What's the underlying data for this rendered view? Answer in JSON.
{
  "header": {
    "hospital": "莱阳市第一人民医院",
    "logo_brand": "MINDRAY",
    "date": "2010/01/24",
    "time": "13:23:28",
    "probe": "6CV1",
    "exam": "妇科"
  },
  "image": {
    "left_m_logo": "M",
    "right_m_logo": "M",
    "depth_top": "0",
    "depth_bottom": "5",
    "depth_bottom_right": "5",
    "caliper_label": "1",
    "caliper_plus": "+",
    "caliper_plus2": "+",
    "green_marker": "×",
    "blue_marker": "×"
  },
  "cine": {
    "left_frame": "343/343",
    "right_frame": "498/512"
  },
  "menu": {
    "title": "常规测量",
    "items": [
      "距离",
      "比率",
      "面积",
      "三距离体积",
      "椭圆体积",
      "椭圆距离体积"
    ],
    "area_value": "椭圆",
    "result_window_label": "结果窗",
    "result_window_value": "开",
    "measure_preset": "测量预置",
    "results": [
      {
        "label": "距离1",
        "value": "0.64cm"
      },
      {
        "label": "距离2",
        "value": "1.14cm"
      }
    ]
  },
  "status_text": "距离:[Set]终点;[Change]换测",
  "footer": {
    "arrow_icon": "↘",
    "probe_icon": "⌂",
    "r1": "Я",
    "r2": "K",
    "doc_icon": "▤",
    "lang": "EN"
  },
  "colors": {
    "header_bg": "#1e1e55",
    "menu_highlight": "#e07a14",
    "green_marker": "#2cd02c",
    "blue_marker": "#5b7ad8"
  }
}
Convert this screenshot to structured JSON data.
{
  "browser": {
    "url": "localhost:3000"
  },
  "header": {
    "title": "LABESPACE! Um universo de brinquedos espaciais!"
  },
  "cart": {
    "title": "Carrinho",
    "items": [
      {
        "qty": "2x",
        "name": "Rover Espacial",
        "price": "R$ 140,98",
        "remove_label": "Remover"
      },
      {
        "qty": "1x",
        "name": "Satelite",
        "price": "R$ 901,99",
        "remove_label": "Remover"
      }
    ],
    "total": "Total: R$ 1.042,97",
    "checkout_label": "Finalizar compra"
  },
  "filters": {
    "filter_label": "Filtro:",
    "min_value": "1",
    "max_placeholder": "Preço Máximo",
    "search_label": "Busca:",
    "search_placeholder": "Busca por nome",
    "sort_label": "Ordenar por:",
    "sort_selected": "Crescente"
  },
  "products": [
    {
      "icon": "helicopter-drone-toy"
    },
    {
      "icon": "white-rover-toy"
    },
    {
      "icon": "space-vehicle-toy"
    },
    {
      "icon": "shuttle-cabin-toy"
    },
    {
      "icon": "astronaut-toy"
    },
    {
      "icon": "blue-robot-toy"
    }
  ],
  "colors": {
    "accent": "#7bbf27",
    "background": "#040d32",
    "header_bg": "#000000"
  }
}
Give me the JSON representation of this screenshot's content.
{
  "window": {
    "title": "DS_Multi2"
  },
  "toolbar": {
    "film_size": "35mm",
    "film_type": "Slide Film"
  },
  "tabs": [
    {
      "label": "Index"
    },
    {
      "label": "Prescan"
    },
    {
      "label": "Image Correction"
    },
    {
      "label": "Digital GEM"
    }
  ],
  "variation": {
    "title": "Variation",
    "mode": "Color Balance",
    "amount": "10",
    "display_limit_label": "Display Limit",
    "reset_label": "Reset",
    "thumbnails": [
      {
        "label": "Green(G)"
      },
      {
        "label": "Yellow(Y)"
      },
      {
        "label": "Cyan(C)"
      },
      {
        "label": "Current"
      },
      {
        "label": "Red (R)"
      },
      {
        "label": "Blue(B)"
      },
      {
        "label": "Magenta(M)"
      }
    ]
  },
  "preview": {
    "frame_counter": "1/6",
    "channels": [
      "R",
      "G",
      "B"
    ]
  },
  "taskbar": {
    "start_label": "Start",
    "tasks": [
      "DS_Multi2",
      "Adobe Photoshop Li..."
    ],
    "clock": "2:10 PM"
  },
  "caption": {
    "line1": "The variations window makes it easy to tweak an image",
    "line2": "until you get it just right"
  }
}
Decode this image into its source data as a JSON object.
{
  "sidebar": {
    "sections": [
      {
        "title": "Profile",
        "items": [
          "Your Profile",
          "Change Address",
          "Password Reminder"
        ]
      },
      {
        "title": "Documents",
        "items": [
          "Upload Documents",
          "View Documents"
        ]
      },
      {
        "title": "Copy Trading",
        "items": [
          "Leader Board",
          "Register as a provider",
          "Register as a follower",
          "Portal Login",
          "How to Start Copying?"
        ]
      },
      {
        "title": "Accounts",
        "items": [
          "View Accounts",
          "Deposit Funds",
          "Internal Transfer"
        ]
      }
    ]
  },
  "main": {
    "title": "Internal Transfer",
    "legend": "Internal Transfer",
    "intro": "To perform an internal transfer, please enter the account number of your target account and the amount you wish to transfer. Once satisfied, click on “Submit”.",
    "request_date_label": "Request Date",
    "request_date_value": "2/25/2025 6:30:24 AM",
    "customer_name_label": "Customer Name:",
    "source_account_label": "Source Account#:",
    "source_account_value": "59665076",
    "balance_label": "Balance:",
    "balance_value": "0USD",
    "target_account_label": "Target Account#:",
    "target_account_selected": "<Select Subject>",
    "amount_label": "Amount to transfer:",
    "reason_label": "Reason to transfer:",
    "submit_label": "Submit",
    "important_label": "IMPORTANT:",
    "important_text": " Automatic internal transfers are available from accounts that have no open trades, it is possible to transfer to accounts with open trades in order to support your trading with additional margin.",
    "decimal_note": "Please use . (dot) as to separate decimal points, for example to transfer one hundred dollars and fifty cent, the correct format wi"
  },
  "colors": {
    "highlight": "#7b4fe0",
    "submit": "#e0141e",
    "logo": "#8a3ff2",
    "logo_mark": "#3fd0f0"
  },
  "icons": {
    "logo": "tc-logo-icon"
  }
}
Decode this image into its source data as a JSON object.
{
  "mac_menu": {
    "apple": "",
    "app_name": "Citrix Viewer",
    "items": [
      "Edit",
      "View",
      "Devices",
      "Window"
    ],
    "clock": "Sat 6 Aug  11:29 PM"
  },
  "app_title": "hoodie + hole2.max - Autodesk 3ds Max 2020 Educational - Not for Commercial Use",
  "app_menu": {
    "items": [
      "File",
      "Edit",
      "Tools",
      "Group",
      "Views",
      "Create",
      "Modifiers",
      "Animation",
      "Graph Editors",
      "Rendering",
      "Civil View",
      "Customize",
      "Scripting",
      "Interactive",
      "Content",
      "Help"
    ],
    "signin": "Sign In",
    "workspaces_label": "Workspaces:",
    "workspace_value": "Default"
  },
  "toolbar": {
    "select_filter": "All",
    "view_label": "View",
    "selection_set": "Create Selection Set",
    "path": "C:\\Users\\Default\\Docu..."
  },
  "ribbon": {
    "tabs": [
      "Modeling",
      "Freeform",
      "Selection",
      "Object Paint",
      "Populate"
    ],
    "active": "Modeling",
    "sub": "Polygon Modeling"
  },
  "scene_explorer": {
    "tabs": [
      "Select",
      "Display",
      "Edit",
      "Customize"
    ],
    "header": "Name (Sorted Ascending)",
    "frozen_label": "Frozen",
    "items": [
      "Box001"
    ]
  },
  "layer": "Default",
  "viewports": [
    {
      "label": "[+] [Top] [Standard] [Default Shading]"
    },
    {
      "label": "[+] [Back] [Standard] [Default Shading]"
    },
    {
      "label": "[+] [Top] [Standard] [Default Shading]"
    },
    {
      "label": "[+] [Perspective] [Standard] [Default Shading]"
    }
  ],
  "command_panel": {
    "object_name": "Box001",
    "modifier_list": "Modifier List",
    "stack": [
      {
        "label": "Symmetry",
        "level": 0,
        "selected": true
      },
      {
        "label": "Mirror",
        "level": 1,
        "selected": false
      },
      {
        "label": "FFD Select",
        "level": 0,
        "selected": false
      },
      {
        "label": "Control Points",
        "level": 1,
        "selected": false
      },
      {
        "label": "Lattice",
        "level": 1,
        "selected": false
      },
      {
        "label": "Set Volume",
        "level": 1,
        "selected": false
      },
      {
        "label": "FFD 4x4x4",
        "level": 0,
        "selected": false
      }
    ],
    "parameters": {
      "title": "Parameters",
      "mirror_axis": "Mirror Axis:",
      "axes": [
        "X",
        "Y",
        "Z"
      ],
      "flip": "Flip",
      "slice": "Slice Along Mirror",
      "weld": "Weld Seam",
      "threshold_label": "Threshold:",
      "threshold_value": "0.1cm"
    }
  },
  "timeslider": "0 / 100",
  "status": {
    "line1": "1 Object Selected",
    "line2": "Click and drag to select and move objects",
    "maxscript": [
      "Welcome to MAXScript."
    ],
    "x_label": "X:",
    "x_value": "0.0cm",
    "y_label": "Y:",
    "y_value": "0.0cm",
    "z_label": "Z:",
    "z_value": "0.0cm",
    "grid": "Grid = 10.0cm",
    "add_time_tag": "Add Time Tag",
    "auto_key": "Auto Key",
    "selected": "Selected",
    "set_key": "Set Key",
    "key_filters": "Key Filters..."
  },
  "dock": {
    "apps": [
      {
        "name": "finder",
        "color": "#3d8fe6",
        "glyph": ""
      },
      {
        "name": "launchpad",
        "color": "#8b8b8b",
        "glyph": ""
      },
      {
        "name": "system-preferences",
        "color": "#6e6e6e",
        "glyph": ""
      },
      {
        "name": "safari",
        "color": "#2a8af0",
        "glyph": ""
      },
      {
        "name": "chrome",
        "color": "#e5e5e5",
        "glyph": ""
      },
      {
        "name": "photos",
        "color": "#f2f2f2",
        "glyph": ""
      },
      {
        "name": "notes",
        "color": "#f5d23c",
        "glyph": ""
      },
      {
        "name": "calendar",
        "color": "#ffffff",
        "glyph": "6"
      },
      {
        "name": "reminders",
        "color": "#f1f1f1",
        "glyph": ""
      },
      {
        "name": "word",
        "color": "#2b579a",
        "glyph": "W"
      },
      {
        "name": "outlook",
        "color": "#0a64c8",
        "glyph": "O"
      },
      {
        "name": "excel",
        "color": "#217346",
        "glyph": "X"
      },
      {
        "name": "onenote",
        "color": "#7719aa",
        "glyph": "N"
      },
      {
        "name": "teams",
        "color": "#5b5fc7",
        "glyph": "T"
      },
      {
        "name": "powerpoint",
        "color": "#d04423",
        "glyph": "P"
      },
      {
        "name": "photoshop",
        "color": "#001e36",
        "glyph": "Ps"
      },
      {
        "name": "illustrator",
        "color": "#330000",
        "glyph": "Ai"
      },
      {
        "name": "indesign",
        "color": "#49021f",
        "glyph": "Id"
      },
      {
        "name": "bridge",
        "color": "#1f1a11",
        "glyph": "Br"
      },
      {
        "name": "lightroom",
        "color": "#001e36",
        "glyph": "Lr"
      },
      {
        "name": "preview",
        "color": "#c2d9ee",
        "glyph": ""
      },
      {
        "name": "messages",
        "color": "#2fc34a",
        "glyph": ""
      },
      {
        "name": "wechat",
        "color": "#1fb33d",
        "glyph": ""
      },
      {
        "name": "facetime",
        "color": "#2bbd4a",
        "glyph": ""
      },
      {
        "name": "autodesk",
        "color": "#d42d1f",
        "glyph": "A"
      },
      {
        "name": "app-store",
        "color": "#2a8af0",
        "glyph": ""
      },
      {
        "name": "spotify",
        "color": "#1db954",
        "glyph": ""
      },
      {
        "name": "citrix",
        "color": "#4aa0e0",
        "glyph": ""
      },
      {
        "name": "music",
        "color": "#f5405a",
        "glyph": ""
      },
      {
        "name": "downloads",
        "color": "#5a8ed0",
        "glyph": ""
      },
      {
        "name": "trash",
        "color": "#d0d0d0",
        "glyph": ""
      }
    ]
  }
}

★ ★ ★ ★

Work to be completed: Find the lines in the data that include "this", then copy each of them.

Completed task:
What's the underlying data for this rendered view? Answer in JSON.
Convert this screenshot to structured JSON data.
Give me the JSON representation of this screenshot's content.
Decode this image into its source data as a JSON object.
Decode this image into its source data as a JSON object.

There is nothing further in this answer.